• [Assignment] Pick every line out of the entries below that holds the string "this", and report them.

• [Material shown]

_ _ _ _ _ _ _

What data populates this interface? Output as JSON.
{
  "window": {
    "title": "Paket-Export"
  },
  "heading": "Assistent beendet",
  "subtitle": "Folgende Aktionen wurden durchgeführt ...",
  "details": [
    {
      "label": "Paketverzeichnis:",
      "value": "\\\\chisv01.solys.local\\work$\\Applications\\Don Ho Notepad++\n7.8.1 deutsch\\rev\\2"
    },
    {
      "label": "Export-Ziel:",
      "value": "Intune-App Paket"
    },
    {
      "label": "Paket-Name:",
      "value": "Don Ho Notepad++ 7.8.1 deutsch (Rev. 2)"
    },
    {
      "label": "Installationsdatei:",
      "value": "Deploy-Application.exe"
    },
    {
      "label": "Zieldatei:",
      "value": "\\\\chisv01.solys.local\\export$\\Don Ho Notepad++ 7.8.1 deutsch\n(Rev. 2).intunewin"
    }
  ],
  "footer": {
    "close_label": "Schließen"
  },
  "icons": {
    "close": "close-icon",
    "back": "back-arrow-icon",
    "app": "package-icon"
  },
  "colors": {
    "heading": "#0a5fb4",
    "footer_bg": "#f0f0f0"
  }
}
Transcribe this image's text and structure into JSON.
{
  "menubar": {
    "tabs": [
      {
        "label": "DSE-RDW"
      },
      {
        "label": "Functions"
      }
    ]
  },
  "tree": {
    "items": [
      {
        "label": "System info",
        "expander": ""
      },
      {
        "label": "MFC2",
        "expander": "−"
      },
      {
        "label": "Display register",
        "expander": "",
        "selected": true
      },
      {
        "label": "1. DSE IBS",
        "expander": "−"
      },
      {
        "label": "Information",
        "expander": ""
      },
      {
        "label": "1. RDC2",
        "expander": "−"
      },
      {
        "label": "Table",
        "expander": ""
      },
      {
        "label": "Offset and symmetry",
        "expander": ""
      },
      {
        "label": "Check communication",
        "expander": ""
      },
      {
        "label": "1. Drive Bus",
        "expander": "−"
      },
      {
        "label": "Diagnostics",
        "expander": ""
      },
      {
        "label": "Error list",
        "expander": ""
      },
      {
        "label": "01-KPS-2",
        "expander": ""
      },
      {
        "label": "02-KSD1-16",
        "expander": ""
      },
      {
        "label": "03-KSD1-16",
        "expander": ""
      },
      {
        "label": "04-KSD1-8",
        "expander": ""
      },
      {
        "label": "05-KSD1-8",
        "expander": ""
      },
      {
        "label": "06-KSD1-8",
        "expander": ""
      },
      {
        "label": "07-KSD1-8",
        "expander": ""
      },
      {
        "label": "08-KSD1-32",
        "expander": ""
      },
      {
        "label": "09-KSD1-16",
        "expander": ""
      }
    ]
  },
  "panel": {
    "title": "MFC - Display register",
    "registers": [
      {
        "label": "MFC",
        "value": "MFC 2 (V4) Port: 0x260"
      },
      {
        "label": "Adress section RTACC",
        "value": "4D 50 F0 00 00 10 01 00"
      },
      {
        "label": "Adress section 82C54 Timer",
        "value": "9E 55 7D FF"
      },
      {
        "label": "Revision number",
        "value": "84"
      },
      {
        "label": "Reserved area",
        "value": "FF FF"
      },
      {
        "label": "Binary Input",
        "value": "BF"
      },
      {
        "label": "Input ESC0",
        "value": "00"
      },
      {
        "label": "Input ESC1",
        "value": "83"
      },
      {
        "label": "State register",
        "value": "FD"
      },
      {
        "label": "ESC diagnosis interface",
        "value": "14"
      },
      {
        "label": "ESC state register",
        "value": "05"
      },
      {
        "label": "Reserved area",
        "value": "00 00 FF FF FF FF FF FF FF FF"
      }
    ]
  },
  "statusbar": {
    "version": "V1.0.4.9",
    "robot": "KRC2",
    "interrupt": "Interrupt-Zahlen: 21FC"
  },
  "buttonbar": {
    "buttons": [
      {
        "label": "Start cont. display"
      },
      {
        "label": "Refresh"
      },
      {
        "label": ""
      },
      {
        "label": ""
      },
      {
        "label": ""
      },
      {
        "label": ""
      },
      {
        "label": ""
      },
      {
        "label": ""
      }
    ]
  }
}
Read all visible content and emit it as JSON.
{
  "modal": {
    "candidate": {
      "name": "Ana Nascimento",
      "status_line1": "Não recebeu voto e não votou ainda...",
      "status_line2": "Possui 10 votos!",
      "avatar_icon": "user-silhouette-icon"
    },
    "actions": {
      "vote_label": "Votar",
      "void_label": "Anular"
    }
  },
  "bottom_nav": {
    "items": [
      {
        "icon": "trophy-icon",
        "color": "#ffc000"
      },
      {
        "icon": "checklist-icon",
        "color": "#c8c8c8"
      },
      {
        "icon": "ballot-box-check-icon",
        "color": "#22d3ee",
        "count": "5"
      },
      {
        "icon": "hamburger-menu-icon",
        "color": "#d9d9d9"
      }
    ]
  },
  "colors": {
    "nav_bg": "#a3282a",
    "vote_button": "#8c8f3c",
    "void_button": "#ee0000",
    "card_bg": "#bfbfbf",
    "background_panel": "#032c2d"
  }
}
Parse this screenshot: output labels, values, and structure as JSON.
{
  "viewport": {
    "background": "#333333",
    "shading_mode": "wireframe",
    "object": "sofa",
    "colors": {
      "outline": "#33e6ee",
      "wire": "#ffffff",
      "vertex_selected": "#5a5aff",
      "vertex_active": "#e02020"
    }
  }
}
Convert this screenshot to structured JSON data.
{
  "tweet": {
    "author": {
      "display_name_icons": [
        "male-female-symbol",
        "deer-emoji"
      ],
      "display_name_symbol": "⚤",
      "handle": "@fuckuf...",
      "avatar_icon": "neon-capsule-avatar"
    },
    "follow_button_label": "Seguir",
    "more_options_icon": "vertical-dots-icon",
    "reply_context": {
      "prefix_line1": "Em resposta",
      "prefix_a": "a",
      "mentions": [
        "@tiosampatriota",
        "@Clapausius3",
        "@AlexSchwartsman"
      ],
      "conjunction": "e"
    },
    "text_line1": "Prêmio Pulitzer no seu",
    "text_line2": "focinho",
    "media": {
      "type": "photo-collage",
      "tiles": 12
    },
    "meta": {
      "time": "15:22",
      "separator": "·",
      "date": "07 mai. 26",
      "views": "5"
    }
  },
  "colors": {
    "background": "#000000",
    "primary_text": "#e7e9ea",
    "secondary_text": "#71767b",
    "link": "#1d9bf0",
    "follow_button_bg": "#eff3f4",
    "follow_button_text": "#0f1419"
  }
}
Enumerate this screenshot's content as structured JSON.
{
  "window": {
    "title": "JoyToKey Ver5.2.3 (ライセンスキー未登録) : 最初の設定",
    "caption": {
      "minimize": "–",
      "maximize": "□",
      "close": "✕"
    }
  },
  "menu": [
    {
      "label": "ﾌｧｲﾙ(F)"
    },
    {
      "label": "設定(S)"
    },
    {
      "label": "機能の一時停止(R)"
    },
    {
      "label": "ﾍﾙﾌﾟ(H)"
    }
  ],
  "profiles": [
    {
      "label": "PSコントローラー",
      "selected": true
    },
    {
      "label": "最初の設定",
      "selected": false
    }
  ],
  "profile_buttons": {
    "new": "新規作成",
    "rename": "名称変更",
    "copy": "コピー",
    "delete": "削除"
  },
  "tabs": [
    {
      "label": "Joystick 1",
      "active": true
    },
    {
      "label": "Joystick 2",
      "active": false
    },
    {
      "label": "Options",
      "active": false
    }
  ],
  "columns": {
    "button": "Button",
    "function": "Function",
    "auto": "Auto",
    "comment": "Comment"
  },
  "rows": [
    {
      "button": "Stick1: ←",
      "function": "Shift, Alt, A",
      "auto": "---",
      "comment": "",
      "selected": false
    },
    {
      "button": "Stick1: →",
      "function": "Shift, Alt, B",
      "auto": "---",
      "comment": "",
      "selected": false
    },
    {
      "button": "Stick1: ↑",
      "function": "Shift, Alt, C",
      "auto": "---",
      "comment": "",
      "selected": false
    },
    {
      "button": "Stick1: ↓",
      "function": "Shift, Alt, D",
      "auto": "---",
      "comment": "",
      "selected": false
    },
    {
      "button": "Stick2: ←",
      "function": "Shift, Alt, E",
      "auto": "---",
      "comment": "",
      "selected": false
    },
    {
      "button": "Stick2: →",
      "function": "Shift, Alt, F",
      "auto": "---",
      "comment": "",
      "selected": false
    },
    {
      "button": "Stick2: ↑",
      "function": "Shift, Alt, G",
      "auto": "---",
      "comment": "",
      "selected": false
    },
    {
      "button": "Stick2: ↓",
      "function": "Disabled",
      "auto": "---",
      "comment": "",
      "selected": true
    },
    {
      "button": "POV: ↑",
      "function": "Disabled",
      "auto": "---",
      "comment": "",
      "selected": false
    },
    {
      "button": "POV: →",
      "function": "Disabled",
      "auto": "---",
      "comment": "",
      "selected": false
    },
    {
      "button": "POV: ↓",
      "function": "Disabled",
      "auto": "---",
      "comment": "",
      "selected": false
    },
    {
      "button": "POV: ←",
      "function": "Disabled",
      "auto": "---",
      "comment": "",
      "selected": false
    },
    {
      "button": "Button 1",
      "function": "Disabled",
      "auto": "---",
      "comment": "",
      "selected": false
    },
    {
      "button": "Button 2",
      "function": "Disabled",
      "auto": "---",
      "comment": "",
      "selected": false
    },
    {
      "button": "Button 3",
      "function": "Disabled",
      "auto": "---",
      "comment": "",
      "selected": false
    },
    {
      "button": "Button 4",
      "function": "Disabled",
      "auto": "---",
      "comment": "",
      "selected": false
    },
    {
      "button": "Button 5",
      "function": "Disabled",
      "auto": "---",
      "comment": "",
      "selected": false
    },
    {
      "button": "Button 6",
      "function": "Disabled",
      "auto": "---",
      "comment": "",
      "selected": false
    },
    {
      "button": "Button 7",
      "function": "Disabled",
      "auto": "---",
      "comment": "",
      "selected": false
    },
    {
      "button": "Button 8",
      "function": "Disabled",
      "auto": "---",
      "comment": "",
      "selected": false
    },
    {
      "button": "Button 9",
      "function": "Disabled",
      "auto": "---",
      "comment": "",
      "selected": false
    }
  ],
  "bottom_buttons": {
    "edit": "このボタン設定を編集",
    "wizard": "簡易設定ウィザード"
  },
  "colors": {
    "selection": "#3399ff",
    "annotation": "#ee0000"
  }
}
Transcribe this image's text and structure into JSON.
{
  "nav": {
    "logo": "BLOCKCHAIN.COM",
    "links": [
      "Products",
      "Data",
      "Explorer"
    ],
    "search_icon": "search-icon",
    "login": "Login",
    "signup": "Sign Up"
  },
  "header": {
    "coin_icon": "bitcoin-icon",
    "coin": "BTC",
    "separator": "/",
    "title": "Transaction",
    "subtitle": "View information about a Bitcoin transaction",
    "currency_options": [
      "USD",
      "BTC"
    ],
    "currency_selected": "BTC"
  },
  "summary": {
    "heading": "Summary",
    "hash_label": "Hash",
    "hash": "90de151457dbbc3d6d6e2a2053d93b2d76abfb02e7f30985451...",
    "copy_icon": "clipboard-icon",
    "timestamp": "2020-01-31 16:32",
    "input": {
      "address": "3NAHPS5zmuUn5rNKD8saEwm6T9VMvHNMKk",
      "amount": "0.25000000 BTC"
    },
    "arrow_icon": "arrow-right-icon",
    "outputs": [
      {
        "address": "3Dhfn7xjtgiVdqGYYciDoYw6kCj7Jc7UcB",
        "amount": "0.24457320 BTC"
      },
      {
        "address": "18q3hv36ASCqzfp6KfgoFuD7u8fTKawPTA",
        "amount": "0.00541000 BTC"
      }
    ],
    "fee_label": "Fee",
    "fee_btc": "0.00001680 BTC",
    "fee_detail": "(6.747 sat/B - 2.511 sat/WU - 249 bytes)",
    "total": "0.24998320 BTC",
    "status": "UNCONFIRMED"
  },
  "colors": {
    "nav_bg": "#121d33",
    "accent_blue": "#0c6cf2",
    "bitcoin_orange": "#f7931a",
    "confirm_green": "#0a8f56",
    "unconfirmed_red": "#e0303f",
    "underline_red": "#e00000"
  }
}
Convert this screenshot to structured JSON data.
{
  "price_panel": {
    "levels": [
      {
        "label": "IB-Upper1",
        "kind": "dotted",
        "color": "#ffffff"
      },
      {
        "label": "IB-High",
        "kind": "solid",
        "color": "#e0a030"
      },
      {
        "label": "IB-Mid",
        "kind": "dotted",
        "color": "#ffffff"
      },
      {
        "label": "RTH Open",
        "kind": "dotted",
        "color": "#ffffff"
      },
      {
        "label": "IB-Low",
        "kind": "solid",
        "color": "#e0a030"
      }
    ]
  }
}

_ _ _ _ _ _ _

• [Output]
What data populates this interface? Output as JSON.
Transcribe this image's text and structure into JSON.
Parse this screenshot: output labels, values, and structure as JSON.
Convert this screenshot to structured JSON data.
Enumerate this screenshot's content as structured JSON.
Transcribe this image's text and structure into JSON.
Convert this screenshot to structured JSON data.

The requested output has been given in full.